Twenty-one companies participated late last month in the Online Business Security Summit in Hangzhou, China, home of Alibaba Group Holdings Ltd., China’s dominant e-commerce player and the No. 1 e-retail company in the Internet Retailer 2013 Asia 500. Out of the meeting they formed the Anti-Online Crime Committee to combat online fraud.
Over the next two years, the new organization plans to build a system that will allow participating companies to share information so that if one becomes aware of criminal activity it can alert the others.
“In some business fields, we compete against each other fiercely,” said Shao Xioafeng, chief risk officer at Alibaba, which operates the big Chinese online marketplaces Taobao and Tmall. “But regarding online security we share the same interests. A safe online community is fundamental to the industry’s development. Without the confidence of security, customers will leave us, no matter how advanced the services we provide.”
Online fraud cost Chinese consumers at least 30.8 billion yuan ($4.8 billion), and 63 million online shoppers were victims of fraud, according to the China Electronic Commerce Association. That’s nearly 32% of China’s 194 million web shoppers.
And fraud is growing, Hongmin Deng, deputy chief of the Ministry of Public Security’s web security office, said at the summit. “Since online crime is characterized by low cost, low risks and high profits, China faces a growing threat of illegal activities,” he said.
Alibaba’s Shao said the united effort to deter fraud will send a signal to criminals that the cost of committing fraud will increase.
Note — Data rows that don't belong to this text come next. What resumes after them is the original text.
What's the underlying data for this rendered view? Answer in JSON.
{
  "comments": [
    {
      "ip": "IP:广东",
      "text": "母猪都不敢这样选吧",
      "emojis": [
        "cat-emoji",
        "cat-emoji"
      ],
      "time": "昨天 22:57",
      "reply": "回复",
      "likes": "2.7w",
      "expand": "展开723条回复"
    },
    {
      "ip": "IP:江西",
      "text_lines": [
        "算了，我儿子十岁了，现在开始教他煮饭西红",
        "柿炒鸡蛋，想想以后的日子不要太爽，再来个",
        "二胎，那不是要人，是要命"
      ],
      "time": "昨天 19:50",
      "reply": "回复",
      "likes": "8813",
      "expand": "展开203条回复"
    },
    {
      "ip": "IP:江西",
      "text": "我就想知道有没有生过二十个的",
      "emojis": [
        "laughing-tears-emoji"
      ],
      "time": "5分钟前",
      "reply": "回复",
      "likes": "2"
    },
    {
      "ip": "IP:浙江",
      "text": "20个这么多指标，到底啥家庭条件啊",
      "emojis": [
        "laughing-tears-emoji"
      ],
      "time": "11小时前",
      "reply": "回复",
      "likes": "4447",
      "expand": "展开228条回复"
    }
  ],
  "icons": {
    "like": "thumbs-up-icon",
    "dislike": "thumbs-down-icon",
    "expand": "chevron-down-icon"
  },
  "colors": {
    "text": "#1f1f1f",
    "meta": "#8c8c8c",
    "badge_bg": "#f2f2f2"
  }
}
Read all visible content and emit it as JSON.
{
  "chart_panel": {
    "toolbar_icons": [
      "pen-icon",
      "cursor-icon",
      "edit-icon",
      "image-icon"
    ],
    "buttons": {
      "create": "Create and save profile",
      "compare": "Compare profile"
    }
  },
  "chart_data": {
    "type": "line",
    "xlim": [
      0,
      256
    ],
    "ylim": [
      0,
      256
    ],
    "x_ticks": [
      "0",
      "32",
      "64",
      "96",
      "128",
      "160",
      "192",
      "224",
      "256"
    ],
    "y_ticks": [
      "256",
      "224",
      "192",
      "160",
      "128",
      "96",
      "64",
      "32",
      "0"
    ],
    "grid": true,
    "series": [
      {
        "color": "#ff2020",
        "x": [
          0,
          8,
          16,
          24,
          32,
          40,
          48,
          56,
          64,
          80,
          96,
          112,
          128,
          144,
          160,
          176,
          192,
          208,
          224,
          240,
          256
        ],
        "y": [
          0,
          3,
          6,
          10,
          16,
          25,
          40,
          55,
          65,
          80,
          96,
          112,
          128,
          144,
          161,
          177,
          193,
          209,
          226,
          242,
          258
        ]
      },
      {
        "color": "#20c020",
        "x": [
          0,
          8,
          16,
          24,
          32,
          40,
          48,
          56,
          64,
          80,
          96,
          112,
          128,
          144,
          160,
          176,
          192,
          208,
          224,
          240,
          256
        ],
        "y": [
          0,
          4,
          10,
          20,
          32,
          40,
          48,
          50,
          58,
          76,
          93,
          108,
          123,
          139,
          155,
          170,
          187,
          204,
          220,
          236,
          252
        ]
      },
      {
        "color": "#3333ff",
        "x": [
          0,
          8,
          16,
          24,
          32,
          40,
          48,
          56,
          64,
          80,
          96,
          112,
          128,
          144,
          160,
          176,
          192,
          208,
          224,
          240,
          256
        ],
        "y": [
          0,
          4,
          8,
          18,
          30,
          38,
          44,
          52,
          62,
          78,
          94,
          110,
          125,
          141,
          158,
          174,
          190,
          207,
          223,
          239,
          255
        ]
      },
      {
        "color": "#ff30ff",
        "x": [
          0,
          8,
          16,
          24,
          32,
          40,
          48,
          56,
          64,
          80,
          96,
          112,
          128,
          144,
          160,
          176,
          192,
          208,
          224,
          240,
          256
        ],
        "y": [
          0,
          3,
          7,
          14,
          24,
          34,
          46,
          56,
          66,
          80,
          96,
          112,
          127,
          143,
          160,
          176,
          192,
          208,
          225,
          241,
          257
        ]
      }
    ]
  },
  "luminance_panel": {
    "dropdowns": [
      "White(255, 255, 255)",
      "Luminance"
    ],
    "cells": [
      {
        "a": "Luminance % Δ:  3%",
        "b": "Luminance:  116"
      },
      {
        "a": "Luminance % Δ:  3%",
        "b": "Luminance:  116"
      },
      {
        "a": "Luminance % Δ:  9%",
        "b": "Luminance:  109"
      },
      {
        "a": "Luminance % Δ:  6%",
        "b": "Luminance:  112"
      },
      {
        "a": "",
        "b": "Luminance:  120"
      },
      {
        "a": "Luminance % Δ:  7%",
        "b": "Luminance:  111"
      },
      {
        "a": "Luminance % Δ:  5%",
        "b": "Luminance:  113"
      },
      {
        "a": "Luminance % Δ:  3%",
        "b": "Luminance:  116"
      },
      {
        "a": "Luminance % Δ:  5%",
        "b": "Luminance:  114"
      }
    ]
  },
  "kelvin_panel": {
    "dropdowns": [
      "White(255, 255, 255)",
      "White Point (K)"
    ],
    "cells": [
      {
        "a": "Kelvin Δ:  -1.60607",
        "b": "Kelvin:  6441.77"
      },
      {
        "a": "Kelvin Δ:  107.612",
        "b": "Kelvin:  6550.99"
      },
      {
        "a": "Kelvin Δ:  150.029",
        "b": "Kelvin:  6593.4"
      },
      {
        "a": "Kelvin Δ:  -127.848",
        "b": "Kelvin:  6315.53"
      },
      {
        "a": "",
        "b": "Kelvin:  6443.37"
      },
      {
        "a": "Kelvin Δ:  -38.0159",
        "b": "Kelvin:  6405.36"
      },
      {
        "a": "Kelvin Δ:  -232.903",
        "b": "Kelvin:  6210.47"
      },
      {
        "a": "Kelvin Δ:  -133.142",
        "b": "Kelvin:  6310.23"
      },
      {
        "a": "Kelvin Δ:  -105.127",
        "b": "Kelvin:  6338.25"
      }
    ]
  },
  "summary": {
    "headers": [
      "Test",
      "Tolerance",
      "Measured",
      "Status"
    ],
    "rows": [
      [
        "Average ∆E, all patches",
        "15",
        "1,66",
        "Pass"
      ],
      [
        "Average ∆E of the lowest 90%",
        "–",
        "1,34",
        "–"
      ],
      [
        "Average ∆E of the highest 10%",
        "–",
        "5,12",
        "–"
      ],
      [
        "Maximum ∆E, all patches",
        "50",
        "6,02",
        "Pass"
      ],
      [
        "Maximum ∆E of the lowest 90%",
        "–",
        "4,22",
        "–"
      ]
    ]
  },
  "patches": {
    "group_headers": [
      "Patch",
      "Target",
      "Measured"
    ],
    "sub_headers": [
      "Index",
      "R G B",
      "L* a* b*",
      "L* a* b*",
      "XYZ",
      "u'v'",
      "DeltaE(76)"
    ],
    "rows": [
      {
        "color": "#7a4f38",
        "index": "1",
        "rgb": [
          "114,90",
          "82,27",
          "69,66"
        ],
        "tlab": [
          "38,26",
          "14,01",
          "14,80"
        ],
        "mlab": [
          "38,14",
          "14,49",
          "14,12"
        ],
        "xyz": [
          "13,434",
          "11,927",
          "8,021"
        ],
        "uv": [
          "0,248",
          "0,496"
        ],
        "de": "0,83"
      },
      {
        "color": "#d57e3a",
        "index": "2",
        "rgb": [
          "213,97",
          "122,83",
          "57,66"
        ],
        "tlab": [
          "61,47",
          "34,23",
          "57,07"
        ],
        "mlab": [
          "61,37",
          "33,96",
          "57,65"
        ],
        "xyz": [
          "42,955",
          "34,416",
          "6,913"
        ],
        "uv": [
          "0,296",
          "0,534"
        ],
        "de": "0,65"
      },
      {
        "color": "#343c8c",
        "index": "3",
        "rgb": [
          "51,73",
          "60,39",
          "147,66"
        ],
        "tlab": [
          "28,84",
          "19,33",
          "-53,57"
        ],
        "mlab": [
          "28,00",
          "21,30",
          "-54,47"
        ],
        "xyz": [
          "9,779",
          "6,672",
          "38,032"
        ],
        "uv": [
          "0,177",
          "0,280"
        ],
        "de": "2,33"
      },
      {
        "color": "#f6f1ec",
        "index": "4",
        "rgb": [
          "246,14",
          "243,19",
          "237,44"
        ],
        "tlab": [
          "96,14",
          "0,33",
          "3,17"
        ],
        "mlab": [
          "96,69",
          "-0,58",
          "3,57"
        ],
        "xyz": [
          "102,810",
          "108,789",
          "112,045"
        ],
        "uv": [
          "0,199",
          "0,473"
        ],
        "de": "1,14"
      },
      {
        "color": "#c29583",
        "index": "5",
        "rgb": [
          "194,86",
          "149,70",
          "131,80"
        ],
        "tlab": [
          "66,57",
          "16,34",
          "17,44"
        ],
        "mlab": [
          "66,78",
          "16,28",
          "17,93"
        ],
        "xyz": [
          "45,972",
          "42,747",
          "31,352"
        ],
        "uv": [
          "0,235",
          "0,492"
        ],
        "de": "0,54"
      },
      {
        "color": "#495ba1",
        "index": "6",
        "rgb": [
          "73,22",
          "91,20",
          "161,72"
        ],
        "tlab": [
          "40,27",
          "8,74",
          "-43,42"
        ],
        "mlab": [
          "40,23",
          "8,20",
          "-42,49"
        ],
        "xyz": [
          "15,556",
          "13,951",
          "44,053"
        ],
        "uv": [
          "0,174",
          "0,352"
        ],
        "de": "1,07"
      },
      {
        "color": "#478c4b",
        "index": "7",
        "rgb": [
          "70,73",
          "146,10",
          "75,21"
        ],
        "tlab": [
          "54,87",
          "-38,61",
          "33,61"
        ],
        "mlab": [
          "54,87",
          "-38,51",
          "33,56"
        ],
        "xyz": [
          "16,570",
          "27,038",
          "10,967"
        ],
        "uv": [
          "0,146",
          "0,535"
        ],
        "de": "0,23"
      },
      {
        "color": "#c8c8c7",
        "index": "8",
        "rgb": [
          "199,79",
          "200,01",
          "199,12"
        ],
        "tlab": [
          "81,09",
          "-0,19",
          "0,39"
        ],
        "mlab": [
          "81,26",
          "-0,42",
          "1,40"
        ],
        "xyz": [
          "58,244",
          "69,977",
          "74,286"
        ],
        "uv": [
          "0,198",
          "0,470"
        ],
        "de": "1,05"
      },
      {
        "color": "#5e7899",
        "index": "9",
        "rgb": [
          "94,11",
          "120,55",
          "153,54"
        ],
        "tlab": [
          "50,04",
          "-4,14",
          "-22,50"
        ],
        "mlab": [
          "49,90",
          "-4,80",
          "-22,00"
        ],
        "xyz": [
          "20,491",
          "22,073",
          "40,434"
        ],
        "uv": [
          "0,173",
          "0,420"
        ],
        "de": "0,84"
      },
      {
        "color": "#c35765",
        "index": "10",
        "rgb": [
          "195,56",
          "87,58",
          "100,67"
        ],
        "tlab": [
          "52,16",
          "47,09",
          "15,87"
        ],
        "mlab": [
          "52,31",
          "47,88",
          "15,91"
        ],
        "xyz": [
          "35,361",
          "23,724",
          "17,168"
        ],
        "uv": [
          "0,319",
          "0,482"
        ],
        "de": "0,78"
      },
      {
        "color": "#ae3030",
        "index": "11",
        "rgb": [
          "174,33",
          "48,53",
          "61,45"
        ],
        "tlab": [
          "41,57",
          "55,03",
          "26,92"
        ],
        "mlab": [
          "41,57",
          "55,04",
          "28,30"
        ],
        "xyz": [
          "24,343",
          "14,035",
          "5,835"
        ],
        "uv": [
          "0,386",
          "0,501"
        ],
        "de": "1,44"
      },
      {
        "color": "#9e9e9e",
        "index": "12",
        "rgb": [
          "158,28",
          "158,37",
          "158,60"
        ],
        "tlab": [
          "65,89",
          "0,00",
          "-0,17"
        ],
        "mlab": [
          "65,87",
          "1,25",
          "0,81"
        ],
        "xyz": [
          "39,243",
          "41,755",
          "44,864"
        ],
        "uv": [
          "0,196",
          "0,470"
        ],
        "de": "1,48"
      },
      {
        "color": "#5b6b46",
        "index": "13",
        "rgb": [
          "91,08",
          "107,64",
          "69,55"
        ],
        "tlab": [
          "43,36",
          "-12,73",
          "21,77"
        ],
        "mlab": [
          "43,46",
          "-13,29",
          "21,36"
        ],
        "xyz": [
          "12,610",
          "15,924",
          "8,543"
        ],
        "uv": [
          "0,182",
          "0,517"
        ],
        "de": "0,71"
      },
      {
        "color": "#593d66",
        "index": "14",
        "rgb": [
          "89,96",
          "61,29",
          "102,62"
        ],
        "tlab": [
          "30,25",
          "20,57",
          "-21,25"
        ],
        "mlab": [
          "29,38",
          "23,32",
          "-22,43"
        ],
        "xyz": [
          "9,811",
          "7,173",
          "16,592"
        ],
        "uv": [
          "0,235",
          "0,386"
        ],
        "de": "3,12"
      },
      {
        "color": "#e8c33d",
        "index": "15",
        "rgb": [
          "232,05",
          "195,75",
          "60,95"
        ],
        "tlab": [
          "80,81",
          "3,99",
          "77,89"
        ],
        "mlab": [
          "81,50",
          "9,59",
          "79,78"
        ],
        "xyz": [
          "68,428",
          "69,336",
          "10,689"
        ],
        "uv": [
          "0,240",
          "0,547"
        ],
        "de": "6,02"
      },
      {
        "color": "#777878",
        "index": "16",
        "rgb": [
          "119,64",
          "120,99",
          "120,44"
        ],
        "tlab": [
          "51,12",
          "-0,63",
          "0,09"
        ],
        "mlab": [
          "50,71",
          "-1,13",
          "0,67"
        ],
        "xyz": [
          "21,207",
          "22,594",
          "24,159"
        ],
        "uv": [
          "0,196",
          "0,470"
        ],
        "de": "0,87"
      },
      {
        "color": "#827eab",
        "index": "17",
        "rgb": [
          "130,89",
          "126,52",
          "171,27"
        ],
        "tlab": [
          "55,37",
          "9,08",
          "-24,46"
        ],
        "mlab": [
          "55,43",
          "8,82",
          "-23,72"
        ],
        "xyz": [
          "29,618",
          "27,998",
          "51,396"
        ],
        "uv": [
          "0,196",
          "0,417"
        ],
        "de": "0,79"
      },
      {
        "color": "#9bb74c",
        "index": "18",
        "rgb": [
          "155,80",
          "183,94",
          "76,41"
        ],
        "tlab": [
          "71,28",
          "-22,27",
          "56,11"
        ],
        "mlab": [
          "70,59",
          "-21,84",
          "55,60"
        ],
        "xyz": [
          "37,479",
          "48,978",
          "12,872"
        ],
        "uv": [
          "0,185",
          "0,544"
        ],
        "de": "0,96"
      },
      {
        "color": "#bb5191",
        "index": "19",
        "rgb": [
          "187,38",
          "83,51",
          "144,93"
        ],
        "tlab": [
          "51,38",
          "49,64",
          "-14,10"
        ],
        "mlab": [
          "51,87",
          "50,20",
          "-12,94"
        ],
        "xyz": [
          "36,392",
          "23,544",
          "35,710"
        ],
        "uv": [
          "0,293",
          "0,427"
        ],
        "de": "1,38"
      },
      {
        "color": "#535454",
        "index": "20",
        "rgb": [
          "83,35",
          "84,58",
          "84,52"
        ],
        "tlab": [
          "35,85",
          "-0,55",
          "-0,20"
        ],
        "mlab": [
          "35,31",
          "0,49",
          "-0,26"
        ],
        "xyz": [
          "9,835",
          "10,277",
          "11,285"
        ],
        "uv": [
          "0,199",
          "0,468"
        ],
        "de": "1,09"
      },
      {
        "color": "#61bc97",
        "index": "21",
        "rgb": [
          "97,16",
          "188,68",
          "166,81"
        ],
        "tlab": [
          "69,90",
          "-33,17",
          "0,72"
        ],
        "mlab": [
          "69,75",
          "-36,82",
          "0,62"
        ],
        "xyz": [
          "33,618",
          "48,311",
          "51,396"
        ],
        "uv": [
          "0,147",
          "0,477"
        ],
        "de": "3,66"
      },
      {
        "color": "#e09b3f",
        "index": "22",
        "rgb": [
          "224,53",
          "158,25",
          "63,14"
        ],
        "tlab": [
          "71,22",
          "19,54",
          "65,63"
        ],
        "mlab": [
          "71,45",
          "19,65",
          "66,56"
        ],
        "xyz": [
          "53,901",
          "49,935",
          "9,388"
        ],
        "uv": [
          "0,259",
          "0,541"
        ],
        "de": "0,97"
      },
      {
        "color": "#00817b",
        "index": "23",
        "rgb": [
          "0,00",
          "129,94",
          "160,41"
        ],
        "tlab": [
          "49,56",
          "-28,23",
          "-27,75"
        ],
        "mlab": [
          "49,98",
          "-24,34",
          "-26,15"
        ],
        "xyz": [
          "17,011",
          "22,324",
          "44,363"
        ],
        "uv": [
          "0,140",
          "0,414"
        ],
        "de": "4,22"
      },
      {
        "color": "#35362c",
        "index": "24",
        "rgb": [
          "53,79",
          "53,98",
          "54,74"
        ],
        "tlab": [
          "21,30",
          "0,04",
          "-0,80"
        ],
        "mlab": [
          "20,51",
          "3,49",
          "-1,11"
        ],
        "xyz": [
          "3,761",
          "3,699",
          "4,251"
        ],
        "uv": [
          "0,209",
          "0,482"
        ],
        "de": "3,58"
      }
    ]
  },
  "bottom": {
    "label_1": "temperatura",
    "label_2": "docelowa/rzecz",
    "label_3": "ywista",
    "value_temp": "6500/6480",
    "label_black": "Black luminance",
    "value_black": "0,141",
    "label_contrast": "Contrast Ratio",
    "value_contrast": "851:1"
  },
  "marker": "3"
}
Besides Alibaba, other companies participating in the conclave were Tencent Holdings Ltd., whose Internet holdings include gaming sites, web portals and the popular QQ instant message service; Baidu, China’s primary search engine; the Chinese subsidiary of Amazon.com Inc., the No. 1 e-retailer in North America and Europe and No. 4 in the Asia 500; Sina Corp., whose holdings include Weibo, China’s equivalent of Twitter, and the Sina.com information and entertainment portal; and Shanda Interactive Entertainment, a leading provider of online games.
Participants said no company is big enough to deter fraud on its own. That includes Alibaba, which says it has a security staff of 2,000.
In a recent survey conducted by Alibaba, 59% of online merchants said they consider trust the largest obstacle to online business growth in China.
In another sign that Chinese authorities are taking online crime seriously, a Hangzhou Shangcheng District court last week convicted 12 individuals of extorting money from online merchants by threatening to post negative or neutral ratings on the Taobao marketplace and other web sites, according to Alibaba’s Alizila blog. The report said that the ringleader, identified only by his family name of Yang, was sentenced to two years in prison and a fine of 5,000 yuan ($830). Others were sentenced to between 10 and 14 months in prison and fines of 2,000 yuan.
The prosecutor alleged that the gang members, who were recruited from online chat rooms, would demand 200 to 300 yuan to not post negative comments, Alizila says.
“Perhaps more than in any other country, Chinese online shoppers rely heavily on buyer ratings and word of mouth to guide their purchase decisions,” the Alizila blog says. “The importance of peer-to-peer recommendations makes online merchants especially vulnerable to malicious feedback, whether from competitors or outside agents.”
Alibaba only allows customers who have made purchases to post reviews, and the e-commerce company says it intercepted 100,000 orders last year that it deemed were being placed to attack merchants. It also penalized 65,000 buyers for participating in such malicious activity. As a result, Alibaba says, complaints about malicious feedback and extortion dropped 90% last year.Favorite